* The Patriots forfeited their highest fourth-round selection in this year's draft as part of their Deflategate punishment. They acquired a fourth-round pick from the Seahawks last year. Because that would have been the higher of their two selections, that's the one they'll lose. They will make their own fourth-round pick at No. 137 overall.

Gronkowski says he has 'no doubt' he'll be ready for start of next season

Gronkowski says he has 'no doubt' he'll be ready for start of next season

When it comes to projecting Rob Gronkowski's health, it's been best to steer clear of absolutes. There have been too many injuries, too many surgeries, to predict exactly how he'll feel months in advance. 

Still, in speaking with ESPN's Cari Champion recently, he said he had "no doubt" he'll be ready for Week 1 of the 2017 regular season. 

"Yes, for sure," he replied when asked if he expected to be good to go. 

Gronkowski also fielded a question about his long-term future in the sit-down. Lately it's been his coach Bill Belichick and his quarterback Tom  Brady who receiver all the life-after-football queries, but Gronkowski, 27, was asked how much longer he'd like to play. 

"I’m not really sure," he said. "I mean, I still love playing the game, and as of right now, I want to play as long as I possibly could play. My mindset is to keep on going."

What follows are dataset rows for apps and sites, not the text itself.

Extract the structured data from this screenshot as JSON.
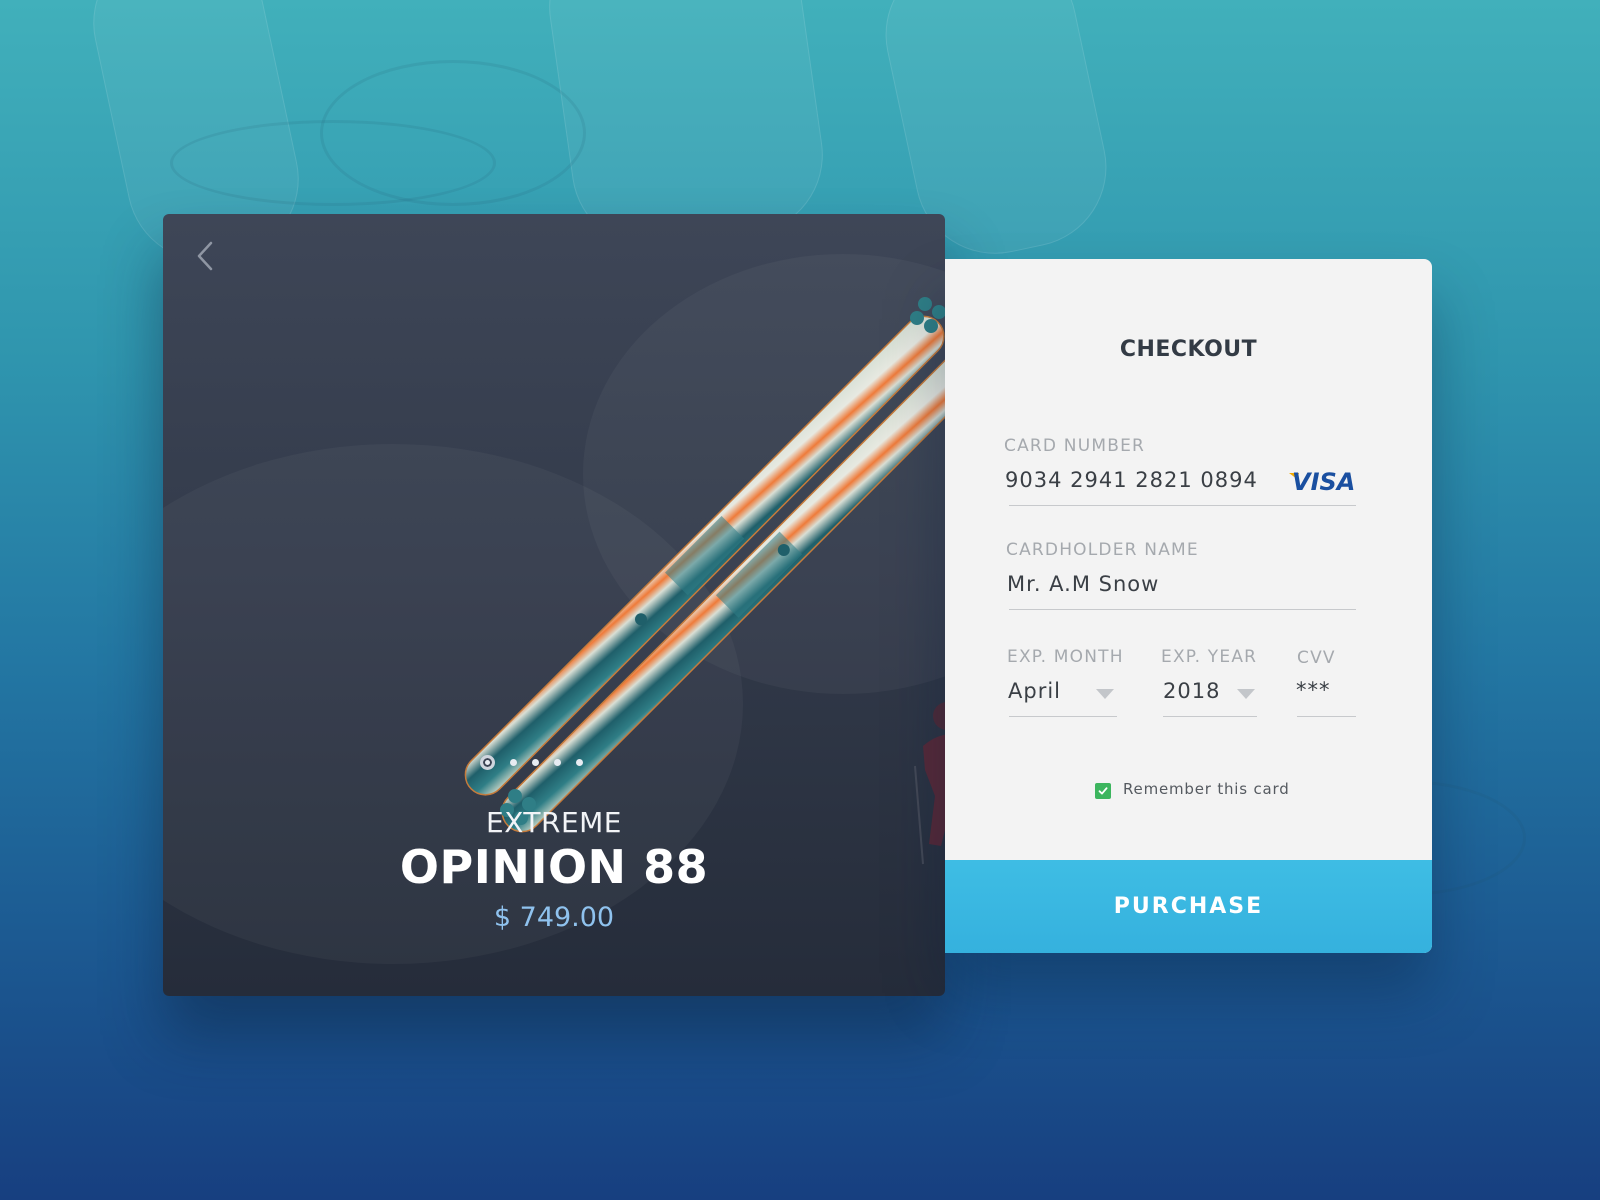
{
  "product": {
    "category": "EXTREME",
    "name": "OPINION 88",
    "price": "$ 749.00",
    "carousel": {
      "total": 5,
      "active": 1
    },
    "back_icon": "chevron-left-icon"
  },
  "checkout": {
    "title": "CHECKOUT",
    "card_number": {
      "label": "CARD NUMBER",
      "value": "9034 2941 2821 0894",
      "brand": "VISA"
    },
    "cardholder": {
      "label": "CARDHOLDER NAME",
      "value": "Mr. A.M Snow"
    },
    "exp_month": {
      "label": "EXP. MONTH",
      "value": "April"
    },
    "exp_year": {
      "label": "EXP. YEAR",
      "value": "2018"
    },
    "cvv": {
      "label": "CVV",
      "value": "***"
    },
    "remember": {
      "label": "Remember this card",
      "checked": true
    },
    "purchase_label": "PURCHASE"
  },
  "colors": {
    "accent": "#3ebde4",
    "price": "#8fc2ee",
    "checkbox": "#3cb55e",
    "visa_blue": "#1a4fa0",
    "visa_gold": "#f2a900"
  }
}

Gronkowski landed on season-ending injured reserve in December after undergoing a procedure on his back -- his third back surgery since 2009. He's had nine reported surgeries -- including procedures on his knee, forearm and ankle -- since his final year at the University of Arizona.